We attribute the asset increase to the higher hryvnia value of foreign currency loans as a result of the 25% depreciation during February. The reduction in capital was probably due to a combination of greater loan impairment reserves, an increase in uncollected accrued interest (which is deducted from regulatory capital) and losses on open currency positions.
Fitch expects bank asset quality to deteriorate further as a result of economic dislocations, recession, depreciation of the hryvnia and - in some cases - potential redistribution of economic influence and assets. This in turn will hit capital ratios, although the severity and timing of the impact will depend on the evolution of the crisis and the degree of regulatory forbearance extended by the National Bank. Capital ratios at Ukrainian banks already benefit from relatively low reserve coverage of problem loan exposures.
Overall deposit outflows have been manageable, in part due to withdrawal restrictions. The National Bank imposed a limit for daily cash withdrawals from retail and corporate foreign-currency accounts at UAH15,000 (USD1,515) equivalent. In addition, many banks imposed significantly tighter caps for daily withdrawals from ATMs.
Based on available data from rated Ukrainian banks, we calculate that these institutions suffered average deposit outflows (adjusted for exchange rate effects) of 9% between 1 January and early March, with most of this outflow coming after 1 February. Withdrawals for the banking system as a whole may have been higher than at rated banks, which are mainly foreign or state-owned, and so probably somewhat less prone to deposit runs.

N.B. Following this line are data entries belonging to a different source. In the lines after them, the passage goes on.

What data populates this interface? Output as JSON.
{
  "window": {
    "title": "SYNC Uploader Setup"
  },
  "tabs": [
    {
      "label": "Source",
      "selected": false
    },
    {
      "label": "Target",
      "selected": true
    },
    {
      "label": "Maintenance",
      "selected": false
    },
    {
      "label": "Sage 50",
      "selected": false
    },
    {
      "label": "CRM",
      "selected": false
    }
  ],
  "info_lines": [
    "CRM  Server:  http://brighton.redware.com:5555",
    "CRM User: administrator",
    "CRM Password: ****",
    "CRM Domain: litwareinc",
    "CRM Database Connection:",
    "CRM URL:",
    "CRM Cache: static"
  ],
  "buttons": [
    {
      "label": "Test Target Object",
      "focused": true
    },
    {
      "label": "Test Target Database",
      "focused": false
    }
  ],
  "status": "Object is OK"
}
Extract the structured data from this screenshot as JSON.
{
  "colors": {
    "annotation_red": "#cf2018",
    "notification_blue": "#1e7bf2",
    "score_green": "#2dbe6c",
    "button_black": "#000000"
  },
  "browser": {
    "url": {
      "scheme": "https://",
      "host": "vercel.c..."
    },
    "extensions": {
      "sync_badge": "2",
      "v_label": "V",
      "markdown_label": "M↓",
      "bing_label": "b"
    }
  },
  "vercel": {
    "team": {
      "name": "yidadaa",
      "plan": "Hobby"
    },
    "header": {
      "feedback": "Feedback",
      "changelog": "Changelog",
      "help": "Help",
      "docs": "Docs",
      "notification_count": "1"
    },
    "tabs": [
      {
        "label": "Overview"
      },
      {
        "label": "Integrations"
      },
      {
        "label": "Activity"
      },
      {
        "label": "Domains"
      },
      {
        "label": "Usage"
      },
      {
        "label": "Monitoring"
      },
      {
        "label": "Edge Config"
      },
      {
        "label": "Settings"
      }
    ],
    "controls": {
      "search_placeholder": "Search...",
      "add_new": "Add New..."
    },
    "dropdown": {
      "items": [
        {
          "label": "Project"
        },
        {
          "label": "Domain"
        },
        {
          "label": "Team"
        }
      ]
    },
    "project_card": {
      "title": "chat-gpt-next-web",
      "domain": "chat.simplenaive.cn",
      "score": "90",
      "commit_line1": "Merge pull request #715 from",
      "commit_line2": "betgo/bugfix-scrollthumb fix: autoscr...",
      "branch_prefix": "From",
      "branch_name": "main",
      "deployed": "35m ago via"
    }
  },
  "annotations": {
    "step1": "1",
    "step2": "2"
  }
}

Withdrawals were somewhat higher from corporate than from retail accounts as businesses have tended to react rather more quickly than households to changing financial conditions. Among retail clients, outflows were higher from hryvnia accounts than from foreign-currency ones, as people converted local currency into US dollars and were restricted in access to hard currency withdrawals Liquidity positions have held up reasonably well, with highly liquid assets - comprising cash and equivalents, net short-term interbank positions and unencumbered securities eligible for repo with the central bank - at most rated banks still equal to about 20%-25% of customer deposits as of early March.
National Bank disclosures also show little change in sector liquidity ratios at 1 March compared to 1 February, with the current liquidity ratio (essentially, reported assets to one month/liabilities to one month) even rising to 85% from 82%. The regulator’s facility to fully replace deposit outflows with new liquidity provides a backstop in case of accelerated outflows, although we understand this has not been heavily used so far.
We rate all Ukrainian banks ‘CCC’, reflecting very high country risks in terms of near-term political uncertainty, weak economic prospects and the pressured sovereign credit profile.